3. Gardening

A woman with a watering can
Gardening involves creativity and time outside in nature — a healthy combination. (Photo: Ivanko80/Shutterstock)

Working in the soil can be a particularly rewarding hobby because you get some great side benefits from it, like improving the value of your home, making your living environment more pleasant and attractive, and growing food you can eat. Again, you can start with the basics, growing some lettuce or basics from seeds. Then, as you learn more about plants, you can add to that knowledge. It's empowering to grow flowers and veggies and will get you in rhythm with the seasons and get you outdoors more often, too.

4. Home Brewing

This isn't just about drinking beer but about crafting it. Making beer is complex and variable enough to be interesting, but not so hard that you can't jump into it and give it a good shot with minimal training. The basic reward of a good bottle of beer is easy to enjoy — not to mention good for you — and from there you can create your own personal variety. If you're someone who likes to tinker and experiment (or who enjoyed high school chemistry), this could be a fun hobby for you. Plus, you'll always have a great, homemade gift to give friends and family.

5. Mushroom Hunting

woman holding up mushroom
Be prepared to find all sorts of interesting mushrooms during your walk. (Photo: BestPhotoStudio/Shutterstock)

This hobby has grown in popularity in recent years, and many parks and nature centers offer classes in finding fungus. This is one pastime where you want to start with taking an in-person primer in the subject because mushrooms are pretty complex (and you shouldn't just eat any mushrooms you find, even after identifying them in a guidebook). Of course, you can go mushroom hunting without the intent to eat them. All you need is a good pair of walking shoes, a guidebook, and maybe a magnifying glass if you want to get up close and personal.

6. Painting

You don't need as many materials to start painting as you might think. Starting with watercolors means you simply need a couple of brushes, a set of watercolor paints, and some good-quality watercolor paper, which you should be able to find at any art supply or crafts store. You can start right away. Practice some still lifes made from kitchen fruit, or your cat while she's sleeping. It's easy to find a class, or you can check out one of the many YouTube videos that give instruction on specific techniques. Hike out to a beautiful vista (watercolors are lightweight), or stay at home. Of course, you could also experiment with pastels or oil paints, though they are messier to work with.

7. Photography

Taking a photo of a beautiful skyline
Taking photos on vacation makes your trip easier to remember, but that same principle can carry over to your day-to-day life as well. (Photo: Valentin Valkov/Shutterstock)

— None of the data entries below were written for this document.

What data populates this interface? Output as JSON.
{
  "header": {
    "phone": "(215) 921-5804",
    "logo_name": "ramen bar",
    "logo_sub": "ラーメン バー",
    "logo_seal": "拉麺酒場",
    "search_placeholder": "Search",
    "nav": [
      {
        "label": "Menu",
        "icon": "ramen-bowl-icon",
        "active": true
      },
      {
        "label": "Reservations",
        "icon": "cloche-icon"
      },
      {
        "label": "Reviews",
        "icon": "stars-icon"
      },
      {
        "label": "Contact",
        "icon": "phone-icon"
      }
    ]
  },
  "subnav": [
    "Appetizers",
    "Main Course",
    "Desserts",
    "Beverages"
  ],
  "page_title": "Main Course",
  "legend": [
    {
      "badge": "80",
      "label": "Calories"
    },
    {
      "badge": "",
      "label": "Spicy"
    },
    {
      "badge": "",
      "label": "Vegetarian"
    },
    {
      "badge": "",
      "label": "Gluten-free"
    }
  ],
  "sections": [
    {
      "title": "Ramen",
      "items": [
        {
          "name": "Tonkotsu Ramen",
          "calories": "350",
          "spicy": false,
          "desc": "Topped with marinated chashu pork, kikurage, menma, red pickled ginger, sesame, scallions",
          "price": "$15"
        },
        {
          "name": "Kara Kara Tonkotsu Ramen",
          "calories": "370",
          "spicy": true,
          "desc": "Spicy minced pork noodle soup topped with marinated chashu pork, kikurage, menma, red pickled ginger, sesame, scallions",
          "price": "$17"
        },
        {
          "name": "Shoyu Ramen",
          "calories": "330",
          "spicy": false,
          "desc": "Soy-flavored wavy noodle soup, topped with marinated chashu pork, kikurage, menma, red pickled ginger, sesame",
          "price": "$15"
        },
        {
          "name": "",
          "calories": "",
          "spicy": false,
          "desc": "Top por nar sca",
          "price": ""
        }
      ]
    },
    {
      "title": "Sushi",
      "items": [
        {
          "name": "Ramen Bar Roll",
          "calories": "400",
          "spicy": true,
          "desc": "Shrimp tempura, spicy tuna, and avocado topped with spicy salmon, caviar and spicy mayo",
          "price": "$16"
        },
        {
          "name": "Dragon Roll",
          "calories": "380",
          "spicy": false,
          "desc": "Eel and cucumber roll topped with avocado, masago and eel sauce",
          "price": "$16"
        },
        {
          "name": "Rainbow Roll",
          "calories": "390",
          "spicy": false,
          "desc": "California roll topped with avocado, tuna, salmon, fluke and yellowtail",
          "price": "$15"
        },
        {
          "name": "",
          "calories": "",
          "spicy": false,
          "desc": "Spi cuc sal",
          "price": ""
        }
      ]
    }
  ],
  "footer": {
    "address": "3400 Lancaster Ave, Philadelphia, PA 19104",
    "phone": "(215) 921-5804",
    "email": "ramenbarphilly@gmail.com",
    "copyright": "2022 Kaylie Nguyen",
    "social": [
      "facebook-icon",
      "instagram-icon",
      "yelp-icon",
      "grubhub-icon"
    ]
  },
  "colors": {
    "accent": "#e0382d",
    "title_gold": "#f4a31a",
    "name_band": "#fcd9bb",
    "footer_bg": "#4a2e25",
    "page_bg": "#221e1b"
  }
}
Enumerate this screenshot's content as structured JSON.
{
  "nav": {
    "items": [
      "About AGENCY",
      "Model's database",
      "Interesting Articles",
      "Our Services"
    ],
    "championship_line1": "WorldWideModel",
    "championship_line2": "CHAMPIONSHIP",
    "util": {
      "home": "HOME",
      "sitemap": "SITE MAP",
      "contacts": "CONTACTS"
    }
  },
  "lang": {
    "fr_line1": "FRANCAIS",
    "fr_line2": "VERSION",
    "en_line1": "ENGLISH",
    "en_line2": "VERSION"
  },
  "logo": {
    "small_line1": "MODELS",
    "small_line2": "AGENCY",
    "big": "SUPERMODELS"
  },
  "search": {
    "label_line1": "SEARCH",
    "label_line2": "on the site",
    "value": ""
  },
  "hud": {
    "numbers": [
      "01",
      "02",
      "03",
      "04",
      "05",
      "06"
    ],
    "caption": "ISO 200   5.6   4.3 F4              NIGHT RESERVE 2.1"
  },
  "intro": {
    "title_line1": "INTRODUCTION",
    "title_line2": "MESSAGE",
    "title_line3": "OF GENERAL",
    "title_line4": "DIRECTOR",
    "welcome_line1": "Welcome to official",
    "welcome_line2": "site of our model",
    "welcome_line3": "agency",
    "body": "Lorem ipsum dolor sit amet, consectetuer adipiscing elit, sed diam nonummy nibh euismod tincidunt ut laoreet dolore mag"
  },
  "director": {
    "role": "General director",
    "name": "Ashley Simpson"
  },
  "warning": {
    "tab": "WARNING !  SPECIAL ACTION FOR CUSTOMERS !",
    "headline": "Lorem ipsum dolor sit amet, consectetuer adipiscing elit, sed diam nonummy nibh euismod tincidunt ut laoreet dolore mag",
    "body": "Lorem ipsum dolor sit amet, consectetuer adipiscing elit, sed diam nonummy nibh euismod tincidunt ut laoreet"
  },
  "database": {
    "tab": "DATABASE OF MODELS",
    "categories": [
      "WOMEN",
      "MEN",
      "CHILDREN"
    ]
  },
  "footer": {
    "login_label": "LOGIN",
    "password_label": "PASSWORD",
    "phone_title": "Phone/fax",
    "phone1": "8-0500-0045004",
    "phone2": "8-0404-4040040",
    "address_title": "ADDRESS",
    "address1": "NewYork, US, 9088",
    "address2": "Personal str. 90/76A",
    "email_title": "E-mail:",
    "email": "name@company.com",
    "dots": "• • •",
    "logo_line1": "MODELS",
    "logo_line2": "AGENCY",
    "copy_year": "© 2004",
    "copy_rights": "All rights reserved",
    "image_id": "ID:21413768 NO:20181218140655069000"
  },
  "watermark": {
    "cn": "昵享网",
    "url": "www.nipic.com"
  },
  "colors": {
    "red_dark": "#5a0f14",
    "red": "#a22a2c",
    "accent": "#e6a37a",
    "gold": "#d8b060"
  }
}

This is an easier hobby to get into than during previous eras, where developing film was time-consuming (if you did it yourself) and expensive (if someone else did it for you). Now, of course, a good digital camera means you can get into photography with low cost and low risk. Starting with the camera on your phone will get you knowledgeable about the basics of how light works. You can take 150 pictures and delete 148 of them, and you'll be learning the whole time. The trick is to pick one subject and take the time to photograph it from every angle. You can also learn about more complex camera features from how-to videos. And practice. (Jaymi Heimbuch is a professional photographer who has offered many helpful how-to files, like this one about how to take photos in low light situations.)

Of course there are plenty of other hobbies, from taking part in historical reenactments (especially popular on the East Coast and South), to pottery, baking, and embroidery. You may need to try a few of them until you find one that's a great fit for you, but once you do, any and all of these ideas can be lifelong pursuits.